» TASK STATEMENT:
Every line with "value" in it should be copied from the data.

Data records for software interfaces
_____

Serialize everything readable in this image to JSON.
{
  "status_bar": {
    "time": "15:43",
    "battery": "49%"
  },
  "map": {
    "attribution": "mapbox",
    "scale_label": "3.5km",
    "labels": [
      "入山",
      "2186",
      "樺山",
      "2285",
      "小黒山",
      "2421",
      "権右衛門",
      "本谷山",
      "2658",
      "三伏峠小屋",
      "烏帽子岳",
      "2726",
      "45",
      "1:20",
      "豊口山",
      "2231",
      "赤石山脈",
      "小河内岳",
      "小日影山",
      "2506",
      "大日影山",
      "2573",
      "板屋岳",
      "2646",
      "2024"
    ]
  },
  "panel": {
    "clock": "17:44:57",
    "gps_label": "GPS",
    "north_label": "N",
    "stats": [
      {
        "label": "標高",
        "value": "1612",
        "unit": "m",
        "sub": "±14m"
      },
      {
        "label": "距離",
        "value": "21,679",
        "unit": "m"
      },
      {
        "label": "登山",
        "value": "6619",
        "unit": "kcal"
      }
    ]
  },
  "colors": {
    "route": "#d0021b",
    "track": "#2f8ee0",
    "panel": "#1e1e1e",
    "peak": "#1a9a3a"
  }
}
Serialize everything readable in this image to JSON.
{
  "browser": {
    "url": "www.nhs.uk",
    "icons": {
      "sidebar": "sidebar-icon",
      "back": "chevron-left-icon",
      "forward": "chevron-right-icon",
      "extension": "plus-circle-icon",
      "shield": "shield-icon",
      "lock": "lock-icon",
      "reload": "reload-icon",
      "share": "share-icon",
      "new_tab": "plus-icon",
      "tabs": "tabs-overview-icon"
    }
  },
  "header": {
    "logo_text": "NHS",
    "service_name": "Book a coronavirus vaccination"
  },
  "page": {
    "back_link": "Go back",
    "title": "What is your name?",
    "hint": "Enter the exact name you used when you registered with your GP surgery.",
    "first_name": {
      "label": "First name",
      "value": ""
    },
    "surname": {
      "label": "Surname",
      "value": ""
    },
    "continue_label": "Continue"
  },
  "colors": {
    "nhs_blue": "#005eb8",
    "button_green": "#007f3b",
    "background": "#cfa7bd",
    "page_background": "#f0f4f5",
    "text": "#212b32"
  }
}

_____

» YOUR SOLUTION:
        "value": "1612",
        "value": "21,679",
        "value": "6619",
      "value": ""
      "value": ""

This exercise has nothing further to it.